Financial market participants (FMPs) are not required to disclose eligibility as part of Articles 5 and 6 disclosures within the Taxonomy Regulation. However, if FMPs wish to explain the eligibility values of their product, they can do so as part of their periodic disclosures. The report advises that FMPs could disclose the percentage of revenues, capital expenditure (Capex), and operational expenditure (Opex) that is Taxonomy-eligible but not aligned. Still, it also notes that these investments should cause no harm according to Regulation (EU) 2019/2088.
2. Substantial Contribution
For substantial contribution, the key to determining it is that the data must be derived directly from the reporting company. The Platform on Sustainable Finance (PSF) outlined three potential scenarios to establish Taxonomy alignment in the absence of detailed company alignment reporting. Important to highlight that when data proxy is used, the approach must be conservative, avoiding underestimation of emissions or other scientific measurements.
Guidelines suggest that if a company has not reported key metrics required for substantial contribution, FMPs or data vendors should not estimate these values.
In cases where a company provides entity-level environmental metrics but lacks activity-level reporting, FMPs are permitted to use entity-level data to estimate the activity. However, a cautious approach must be maintained to avoid underreporting of metrics.
3. Do No Significant Harm (DNSH):
The ‘Do No Significant Harm’ (DNSH) encompasses qualitative, quantitative, and process-based criteria. The substantial contribution criteria combined with the DNSH criteria seek to ensure a baseline environmental performance in that the pursuit of one environmental objective doesn’t compromise another.
The PSF recommends not relying solely on environmental controversy scanning or adherence to local and national environmental laws to determine DNSH compliance. While such controversies and non-compliance can serve as signals for potential DNSH breaches, they are insufficient in themselves to confirm complete DNSH alignment.
Important to highlight also that ESG scoring models or DNSH assessments should always be complemented with detailed explanations of the methodologies utilized.
4. Minimum Safeguards (MS):
The “Minimum Safeguards” is a prerequisite for any economic activity to be classified as environmentally sustainable under Article 18 of the EU Taxonomy regulation. These safeguards are meant to ensure alignment with human rights standards defined by the OECD Guidelines and the United Nations (UN) Guiding Principles on Business and Human Rights (UNGPs).

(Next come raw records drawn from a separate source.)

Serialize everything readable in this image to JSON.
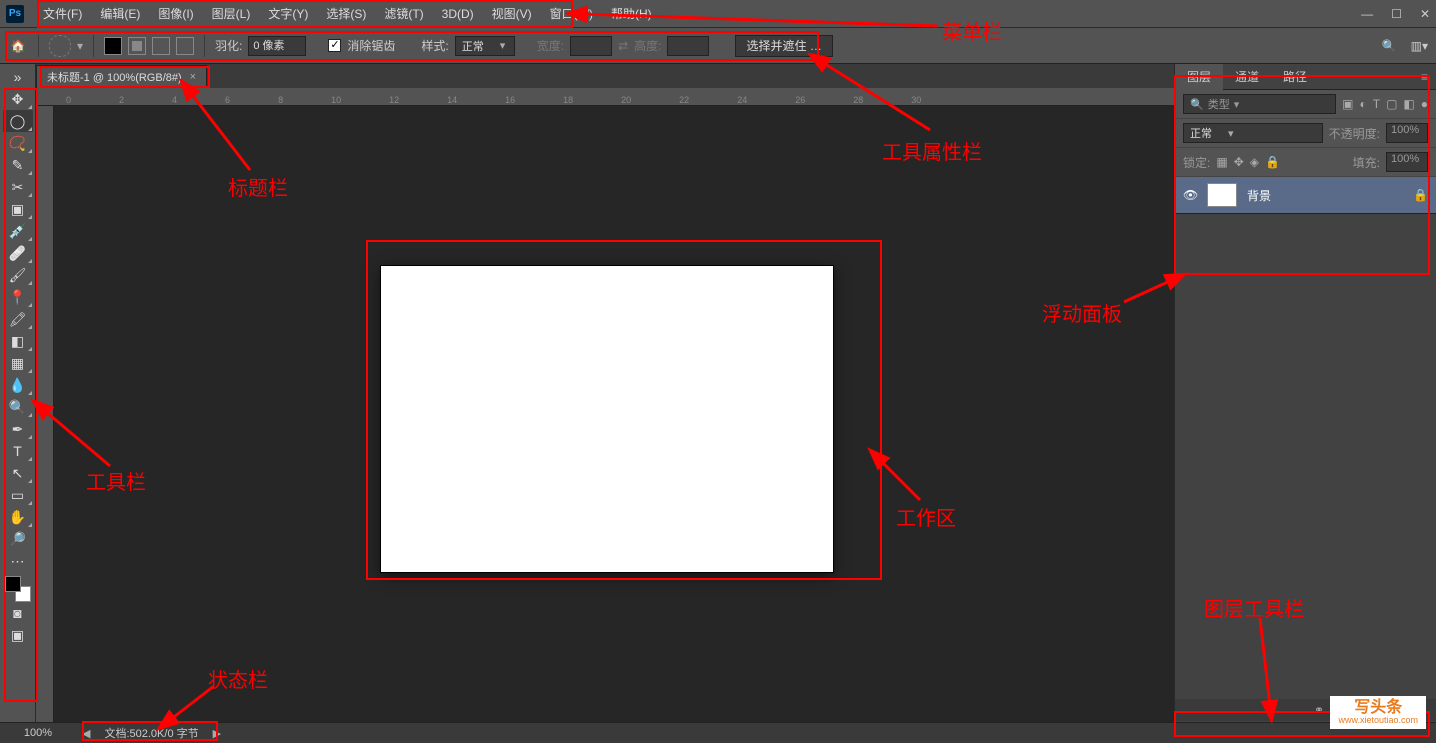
{
  "menu": {
    "items": [
      "文件(F)",
      "编辑(E)",
      "图像(I)",
      "图层(L)",
      "文字(Y)",
      "选择(S)",
      "滤镜(T)",
      "3D(D)",
      "视图(V)",
      "窗口(W)",
      "帮助(H)"
    ]
  },
  "options": {
    "feather_label": "羽化:",
    "feather_value": "0 像素",
    "antialias": "消除锯齿",
    "style_label": "样式:",
    "style_value": "正常",
    "width_label": "宽度:",
    "height_label": "高度:",
    "select_mask": "选择并遮住 …"
  },
  "tab": {
    "title": "未标题-1 @ 100%(RGB/8#)"
  },
  "ruler": [
    "0",
    "2",
    "4",
    "6",
    "8",
    "10",
    "12",
    "14",
    "16",
    "18",
    "20",
    "22",
    "24",
    "26",
    "28",
    "30"
  ],
  "panels": {
    "tabs": [
      "图层",
      "通道",
      "路径"
    ],
    "search_placeholder": "类型",
    "blend": "正常",
    "opacity_label": "不透明度:",
    "opacity_value": "100%",
    "lock_label": "锁定:",
    "fill_label": "填充:",
    "fill_value": "100%",
    "layer_name": "背景"
  },
  "status": {
    "zoom": "100%",
    "doc": "文档:502.0K/0 字节"
  },
  "annotations": {
    "menu": "菜单栏",
    "options": "工具属性栏",
    "title": "标题栏",
    "tools": "工具栏",
    "work": "工作区",
    "status": "状态栏",
    "float": "浮动面板",
    "layertools": "图层工具栏"
  },
  "watermark": {
    "brand": "写头条",
    "url": "www.xietoutiao.com"
  }
}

The PSF here emphasizes the critical role of Human Rights Due Diligence (HRDD) – defined by the UN’s Office of the High Commissioner for Human Rights as “a way for enterprises to proactively manage potential and actual adverse human rights impacts with which they are involved” – in implementing these safeguards.

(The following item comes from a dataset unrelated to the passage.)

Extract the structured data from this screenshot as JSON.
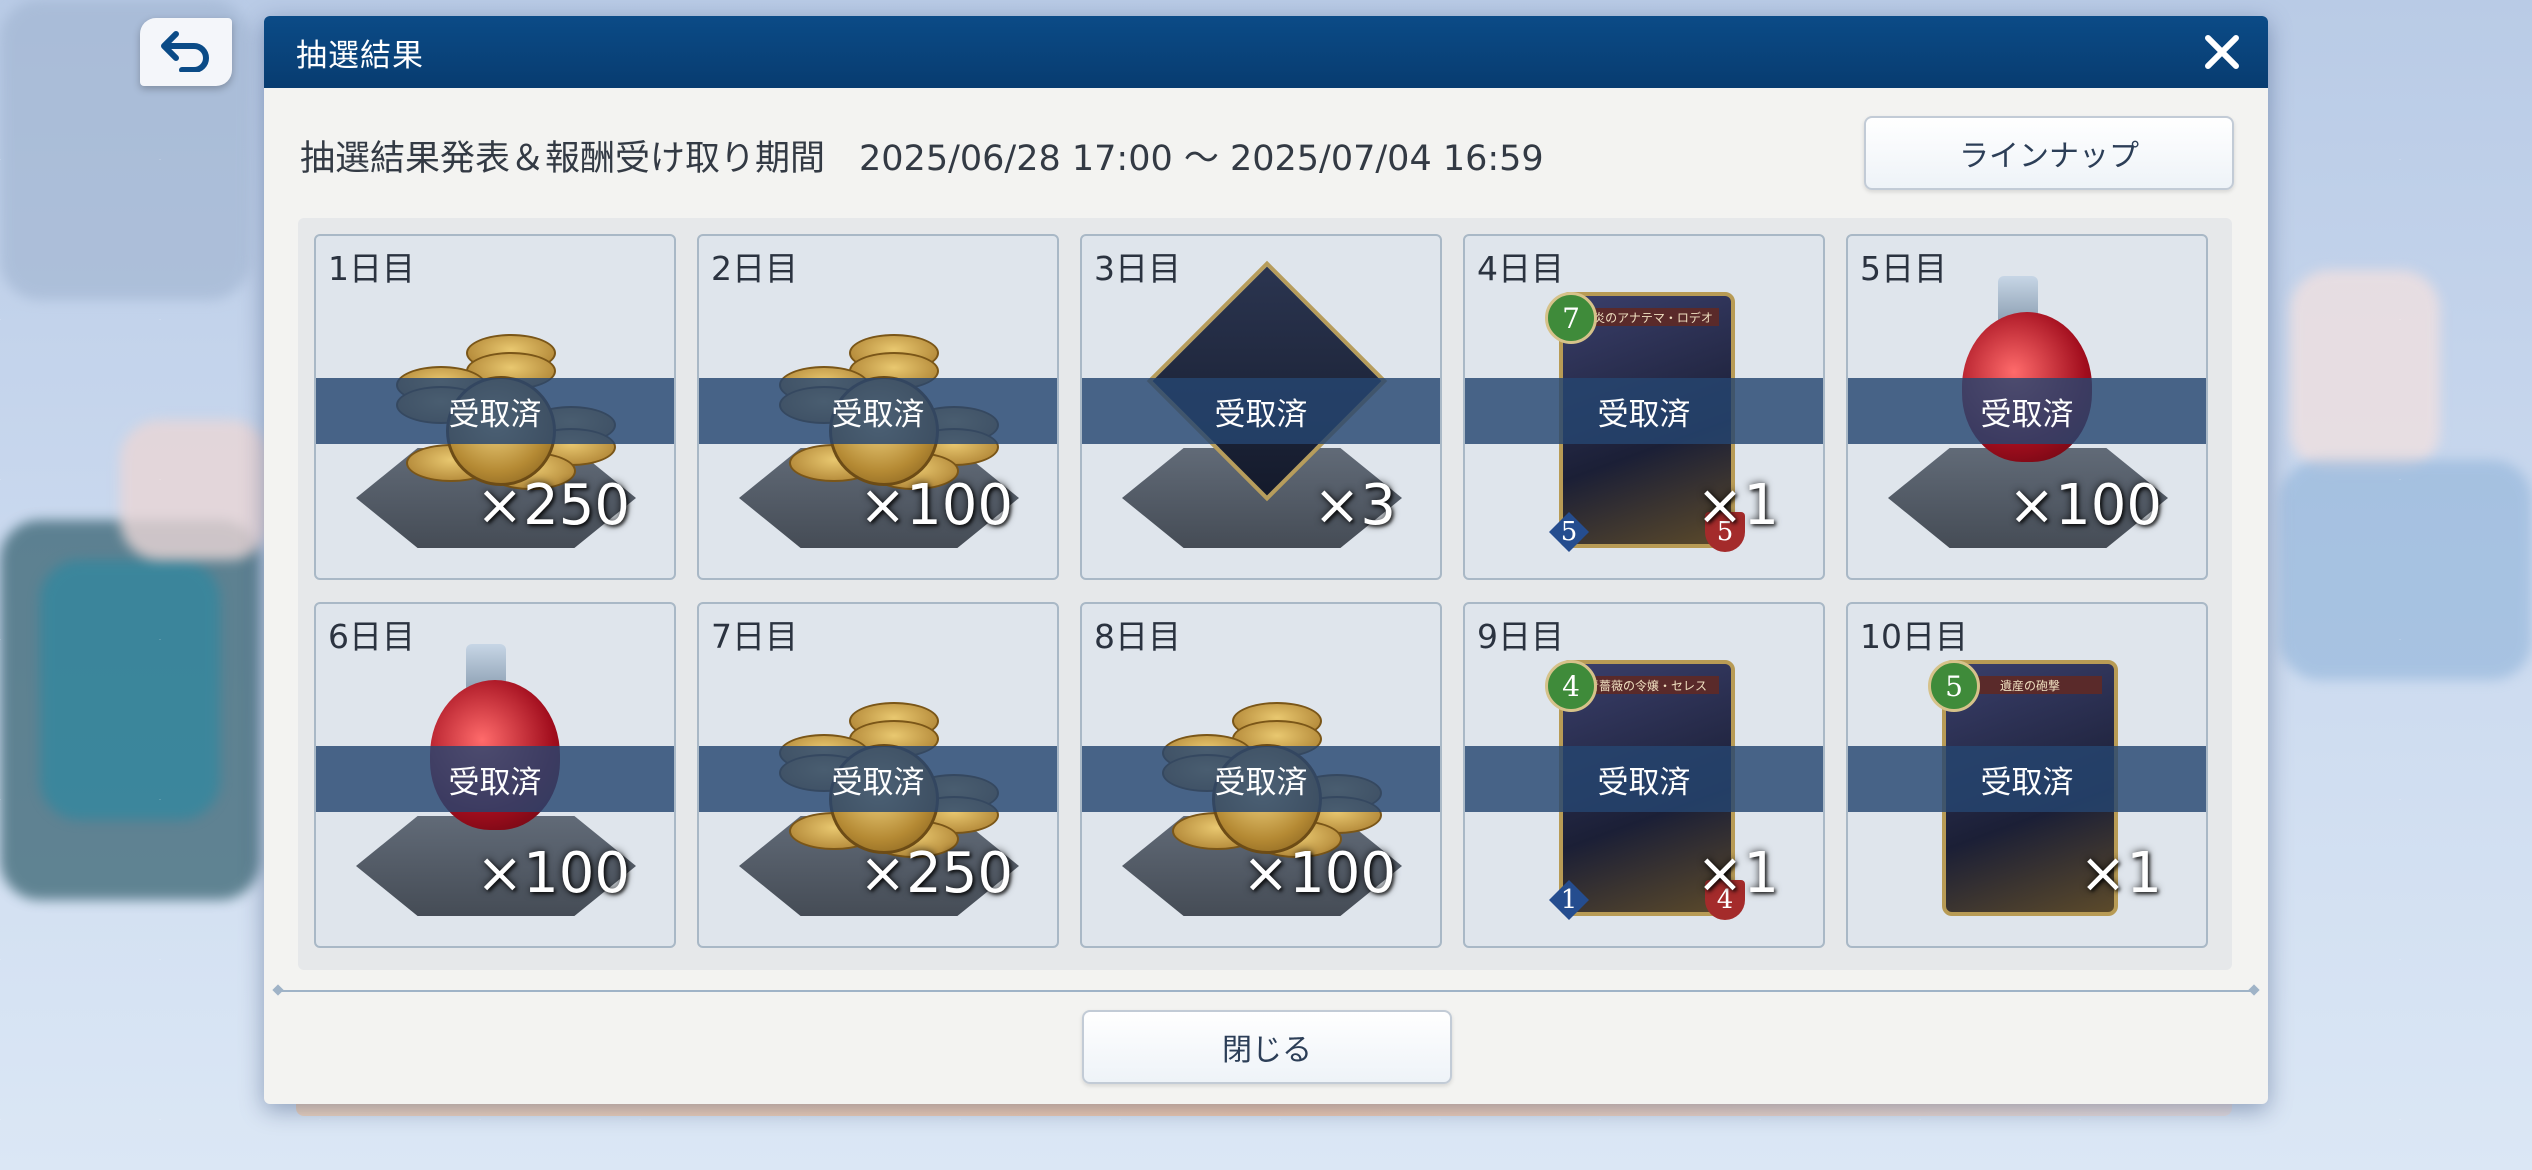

More specifically, the PSF provides guidance, including policy and procedures adoption, adverse impacts identification and mitigation, and public communication about these actions. Furthermore, the PSF establishes two critical criteria: adequacy of HRDD processes and the absence of human rights abuses due to improper HRDD implementation.

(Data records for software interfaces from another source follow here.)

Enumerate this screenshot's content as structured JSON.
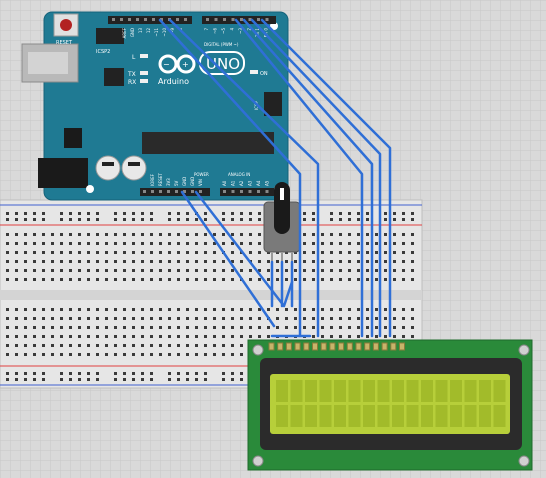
{
  "colors": {
    "canvas_bg": "#d9d9d9",
    "grid_line": "#c8c8c8",
    "board": "#1f7a93",
    "board_dark": "#16627a",
    "breadboard": "#e6e6e6",
    "rail_red": "#e04040",
    "rail_blue": "#4060d0",
    "wire": "#2f6fd6",
    "lcd_pcb": "#2a8a3a",
    "lcd_bezel": "#2b2b2b",
    "lcd_glass": "#b7cf3a",
    "lcd_glass_dark": "#a2bb2a",
    "header_pin": "#c8b46a",
    "pot_body": "#7a7a7a"
  },
  "arduino": {
    "reset_label": "RESET",
    "icsp2_label": "ICSP2",
    "l_label": "L",
    "tx_label": "TX",
    "rx_label": "RX",
    "brand_label": "Arduino",
    "model_label": "UNO",
    "digital_label": "DIGITAL (PWM ~)",
    "on_label": "ON",
    "icsp_label": "ICSP",
    "power_label": "POWER",
    "analog_label": "ANALOG IN",
    "top_pin_labels": [
      "AREF",
      "GND",
      "13",
      "12",
      "~11",
      "~10",
      "~9",
      "8",
      "7",
      "~6",
      "~5",
      "4",
      "~3",
      "2",
      "TX 1",
      "RX 0"
    ],
    "power_pin_labels": [
      "IOREF",
      "RESET",
      "3V3",
      "5V",
      "GND",
      "GND",
      "VIN"
    ],
    "analog_pin_labels": [
      "A0",
      "A1",
      "A2",
      "A3",
      "A4",
      "A5"
    ]
  },
  "icons": {
    "potentiometer": "potentiometer-icon",
    "reset_button": "reset-button-icon",
    "usb_port": "usb-port-icon",
    "power_jack": "power-jack-icon",
    "arduino_logo": "infinity-logo-icon"
  }
}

In summary, the complex reporting rules set by the EU Taxonomy pose significant challenges to banks, companies, and investors alike. The use of proxy data serves as a viable approach to bridge the gap in data availability and meet the stringent ESG reporting criteria. However, it’s crucial to understand that regulatory allowances for the use of such data are not unrestricted.
Specifically, the nature of proxy and estimated data that can be used is contingent upon the precise situation and the aspect of the EU Taxonomy assessment that it’s applied to – namely, Substantial Contribution, Do No Significant Harm (DNSH), and Minimum Safeguards. Thus, its application must be context-specific, meticulously assessed, and in line with the outlined requirements to ensure valid and compliant ESG disclosures.